More information on this and other topics can be found at http://cals.arizona.edu/crops.
High Plains cotton has been on a roller coaster during the summer. We had extensive rainfall, which provided considerable relief during early July. This resulted in a poorly rooted dryland crop in many areas in heavy rainfall counties. Quite a bit of “yellow” cotton appeared by mid-July. Most of this cotton was dryland, which was not fertilized with nitrogen prior to the rainfall events.
During the first two weeks of July, most High Plains producers were kept out of the field due to the high moisture situation, and this resulted in late nitrogen applications, especially to the extremely wet dryland areas. Lack of subsequent rainfall and perhaps compromised root systems due to previous water-logged conditions have resulted in considerable acreage of stunted dryland cotton in several southern counties.
Irrigated fields were somewhat delayed in development due to cool, wet conditions through mid-July. Fruit retention issues arising from the environmental conditions were concerning.
However, on the whole, the High Plains outlook is very bright for a good-to-excellent crop harvest in many areas. The August NASS report indicated we had very low abandonment this year in Districts 1N and 1S. This estimate indicated that we planted about 3.78 million acres with about 3.65 standing. Per-acre yields indicated 1,005 pounds for 1N. If this materializes, it would be the second highest per-acre yield on record – set in 2007 at 1,082 pounds. The 731 pounds for 1S would rank as the third highest yield on record with previous records in 2007 at 819 pounds and 2005 at 757 pounds.

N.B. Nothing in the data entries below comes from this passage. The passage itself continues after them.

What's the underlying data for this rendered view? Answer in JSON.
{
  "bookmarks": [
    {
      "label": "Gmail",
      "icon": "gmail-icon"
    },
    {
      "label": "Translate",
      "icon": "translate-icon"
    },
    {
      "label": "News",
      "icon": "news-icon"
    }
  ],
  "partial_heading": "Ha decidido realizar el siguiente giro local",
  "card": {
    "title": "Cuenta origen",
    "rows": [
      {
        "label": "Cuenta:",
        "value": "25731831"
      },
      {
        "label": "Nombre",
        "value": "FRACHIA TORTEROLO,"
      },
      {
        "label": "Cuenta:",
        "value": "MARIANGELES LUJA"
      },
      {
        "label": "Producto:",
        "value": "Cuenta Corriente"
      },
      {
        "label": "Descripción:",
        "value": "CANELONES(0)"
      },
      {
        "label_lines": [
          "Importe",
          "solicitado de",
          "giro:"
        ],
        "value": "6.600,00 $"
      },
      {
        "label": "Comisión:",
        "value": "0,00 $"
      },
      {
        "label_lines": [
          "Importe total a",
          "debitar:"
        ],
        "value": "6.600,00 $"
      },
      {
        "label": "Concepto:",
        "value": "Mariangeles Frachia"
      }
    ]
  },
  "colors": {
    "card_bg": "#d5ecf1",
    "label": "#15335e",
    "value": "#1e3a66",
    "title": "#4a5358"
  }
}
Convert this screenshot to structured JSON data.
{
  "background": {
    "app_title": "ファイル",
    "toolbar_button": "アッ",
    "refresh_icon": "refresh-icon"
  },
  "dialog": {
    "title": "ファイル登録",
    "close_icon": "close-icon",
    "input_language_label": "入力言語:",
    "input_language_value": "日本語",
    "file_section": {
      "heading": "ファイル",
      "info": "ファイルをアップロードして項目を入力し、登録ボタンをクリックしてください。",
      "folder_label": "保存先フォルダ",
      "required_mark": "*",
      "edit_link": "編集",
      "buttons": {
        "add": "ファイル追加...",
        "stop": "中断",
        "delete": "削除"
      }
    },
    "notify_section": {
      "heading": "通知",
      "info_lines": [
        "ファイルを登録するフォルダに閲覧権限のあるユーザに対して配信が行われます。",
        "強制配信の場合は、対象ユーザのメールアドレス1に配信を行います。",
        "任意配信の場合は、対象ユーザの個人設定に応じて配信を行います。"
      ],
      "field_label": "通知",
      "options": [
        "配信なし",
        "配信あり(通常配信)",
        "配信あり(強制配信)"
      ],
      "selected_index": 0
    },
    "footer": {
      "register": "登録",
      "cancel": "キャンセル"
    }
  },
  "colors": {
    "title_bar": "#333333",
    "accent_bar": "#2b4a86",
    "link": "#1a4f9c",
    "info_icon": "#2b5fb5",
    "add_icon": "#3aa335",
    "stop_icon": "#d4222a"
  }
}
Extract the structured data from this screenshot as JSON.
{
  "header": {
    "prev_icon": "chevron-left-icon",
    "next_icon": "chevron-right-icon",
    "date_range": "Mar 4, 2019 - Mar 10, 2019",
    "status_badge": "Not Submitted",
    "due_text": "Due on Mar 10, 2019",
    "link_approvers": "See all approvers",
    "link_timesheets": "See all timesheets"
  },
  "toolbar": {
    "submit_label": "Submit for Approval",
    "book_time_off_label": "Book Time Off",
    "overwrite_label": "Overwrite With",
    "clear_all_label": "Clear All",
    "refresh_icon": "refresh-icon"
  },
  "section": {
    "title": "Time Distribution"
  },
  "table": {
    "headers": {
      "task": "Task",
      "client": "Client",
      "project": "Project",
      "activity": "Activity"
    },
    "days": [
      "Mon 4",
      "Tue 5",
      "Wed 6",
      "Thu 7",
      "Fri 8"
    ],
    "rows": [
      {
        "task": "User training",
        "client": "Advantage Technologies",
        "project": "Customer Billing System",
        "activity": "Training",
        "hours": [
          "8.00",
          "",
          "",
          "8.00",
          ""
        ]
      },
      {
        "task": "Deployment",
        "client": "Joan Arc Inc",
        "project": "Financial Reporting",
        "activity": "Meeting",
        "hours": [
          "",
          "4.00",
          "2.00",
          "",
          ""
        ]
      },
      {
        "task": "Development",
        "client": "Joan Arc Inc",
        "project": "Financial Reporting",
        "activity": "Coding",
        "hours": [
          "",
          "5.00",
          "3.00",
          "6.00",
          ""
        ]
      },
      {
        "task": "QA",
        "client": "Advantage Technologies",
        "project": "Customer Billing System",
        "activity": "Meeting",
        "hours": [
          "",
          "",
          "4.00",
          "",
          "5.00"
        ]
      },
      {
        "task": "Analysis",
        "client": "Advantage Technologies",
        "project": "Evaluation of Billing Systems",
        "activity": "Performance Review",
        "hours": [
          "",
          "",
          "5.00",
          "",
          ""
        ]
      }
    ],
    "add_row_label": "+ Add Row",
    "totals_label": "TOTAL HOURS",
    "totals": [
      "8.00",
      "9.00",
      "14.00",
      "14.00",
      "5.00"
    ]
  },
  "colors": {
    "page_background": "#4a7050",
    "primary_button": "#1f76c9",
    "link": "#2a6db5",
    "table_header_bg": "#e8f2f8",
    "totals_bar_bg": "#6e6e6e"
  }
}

Production forecasts indicate that we may produce close to six million bales in these two districts. This would be the largest crop in terms of bale production ever produced in the region if it is realized. It is attributable to the large standing acreage and good yield prospects. With much of the cotton in the region hitting hard cutout by mid-August, if an excellent September is encountered, fiber quality, especially maturity as reflected in micronaire, could also be good. We are a long way from having this crop in the module. Only time will tell.
Very hot dry weather has caused cotton to mature rapidly across many areas of Alabama. Some cotton will be defoliated or even harvested before September arrives this season. This can cause quite a few defoliation problems, including poor defoliation results on tough mature leaves and rapid cotton regrowth occurring if heavy rainfall occurs before harvest.
I would advise farmers to begin defoliation slowly and see which products are producing the best defoliation results. Regrowth under these situations can often occur rapidly, and we do not want to make a second defoliation trip across this crop.
I have been informed that the phosphate-type defoliants (Def 6, Folex, etc.) are in very short supply. This will cause a switch to other defoliation products, especially the PPO inhibitors (Aim, ET, Blizzard, Resource etc.). We plan to conduct on-farm defoliation trials to determine which defoliants or combination of defoliants work best.
Overall, the cotton crop in North Carolina has been hurt by lack of rainfall in July and August. The crop has primarily been dependent on scattered thunderstorms. A lot of the cotton that will be ready for defoliation and harvest first should occur in the areas that had the least rain associated with these spotty storms in many areas.
It is very likely that these areas that are affected by drought and ready for defoliation and harvest first may not have been the areas you originally planned to defoliate and harvest initially due to planting date, variety and special arrangement. This means that in order to get started early on defoliation and harvesting you will likely have to alter your plans. This, of course, is not unusual.
As you decide where and when to start defoliation, remember that a drought-stressed crop is typically set on fewer fruiting branches, often on four or five fruiting branches. In those situations, you can easily be at nodes above cracked boll of four or fewer well before you reach 60 percent open bolls.